So you had a baby. Maybe it was a few months ago, maybe it was a few years ago. Either way, your body is yours again.
So how about we make sure you're not still walking/sitting/standing like a pregnant lady?
First off, I need to inform you that I am NOT a doctor of any kind. My training is as a Pilates instructor and massage therapist, so please understand that I can neither diagnose any medical conditions nor give actual medical advice. If you are in pain of any kind, I beg you to see a doctor before listening to me (or any other wacko on the internet). Pain should not be ignored and doctors/chiropractors/physical therapists are qualified to help you.
With that said, can we all agree that doctors are awfully fond of medication and surgeries and not so good at subtlety and health improvement? And what I'm interested in (and vaguely qualified to talk about) is taking careful stock of your body post-baby and improving your muscular balance so that good posture is easy. So if you've already seen a doctor, or you aren't in any pain, let's proceed.
Actually, one last caveat: I am just as in need of this advice as anyone else, so please don't assume I have perfect posture. I have had to adjust my posture 8 billion times in the writing of this post alone!
If you've ever been pregnant, I don't have to tell you that your body undergoes tremendous change during pregnancy - and after. Your posture changes, some muscles tighten, others weaken, your stance and gait are altered both by the weight of your baby/babies and the hormonal changes that accompany pregnancy. Your entire body - just like your life - gets turned inside out by childbearing. Unfortunately, many of the less desirable bodily changes remain after your babe vacates the womb, when you are the least inclined and able to focus on yourself.

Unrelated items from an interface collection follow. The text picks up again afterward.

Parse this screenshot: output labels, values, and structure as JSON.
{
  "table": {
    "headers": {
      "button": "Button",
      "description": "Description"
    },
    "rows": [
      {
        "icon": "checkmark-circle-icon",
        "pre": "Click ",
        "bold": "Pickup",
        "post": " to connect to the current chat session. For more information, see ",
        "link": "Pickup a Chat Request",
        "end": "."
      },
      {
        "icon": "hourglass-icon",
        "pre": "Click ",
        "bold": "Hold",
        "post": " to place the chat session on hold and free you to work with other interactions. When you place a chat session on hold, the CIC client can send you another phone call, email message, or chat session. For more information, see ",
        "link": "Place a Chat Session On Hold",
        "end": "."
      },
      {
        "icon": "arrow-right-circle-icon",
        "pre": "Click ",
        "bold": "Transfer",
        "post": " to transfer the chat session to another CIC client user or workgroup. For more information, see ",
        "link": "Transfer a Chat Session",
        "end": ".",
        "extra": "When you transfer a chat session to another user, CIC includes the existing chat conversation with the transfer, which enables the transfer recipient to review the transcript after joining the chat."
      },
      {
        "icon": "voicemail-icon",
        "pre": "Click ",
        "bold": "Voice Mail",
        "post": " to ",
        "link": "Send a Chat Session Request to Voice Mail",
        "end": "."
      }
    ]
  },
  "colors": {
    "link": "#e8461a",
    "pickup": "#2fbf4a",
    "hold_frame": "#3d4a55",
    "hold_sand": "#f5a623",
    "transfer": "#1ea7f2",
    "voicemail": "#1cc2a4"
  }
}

In my next post I will be helping you identify which of your muscles are tight and how to stretch them, because when one set of muscles is tight (such as your lower back), the muscles immediately opposite (like, oh say, your abdominals) have a much harder time working properly and progressively weaken. So we'll start with the tight muscles and then a follow up post will help you identify which muscles are weak and some of the best ways to strengthen them.
In the meantime, the first rule of good posture is this: your function becomes your form. That is, how you use your body directly shapes how it looks and feels. When we are children, a slouch can be fleeting, leaving not a single mark behind. The older we get, the stiffer and more restricted our joints get, the more those momentary slouches form your body into that shape until it's uncomfortable - or, even, virtually impossible - to sit up straight.
How you use your body when you are pregnant, or any other time of postural stress, can stick with you. A waddling walk, a poochy stomach, a hunched I've-just-been-nursing-a-bowling-ball posture, can stick around for years, or your whole life, if you don't do something to stop it. Simply sitting up straighter - pelvis underneath your ribcage, head in line with the rest of your spine - is a start. Consider adding a reminder alarm on your computer to remind you to check your posture at regular intervals.
Before I sign off for today, can we talk about walking with a stroller for a second? Ladies, listen up, this is important: your stroller is NOT A WALKER. (And NEITHER IS YOUR GROCERY CART.) You are not an infirm, elderly lady who needs to lean on top of your stroller for dear life. Function becomes form, remember? So hunching over your stroller, for however many minutes/hours/years you do it, molds your upper back into a less than pretty, not to mention potentially damaging, position.
Drop those shoulders, put your elbows in by your waist and let the forward momentum of your whole body propel the stroller rather than the top of your shoulders. Your arms should be relaxed, elbows bent by your sides, as the muscles of your arms and shoulders are not the prime movers of the stroller. Rather, imagine your arms are a passive extension of the motor that is your lower body.
Your assignment: If you push a stroller or a grocery cart in the next few days, drop those shoulders, let your legs and the forward momentum of your pelvis - your whole lower body - propel you both forward.
Lord knows we'll all be pushing walkers soon enough.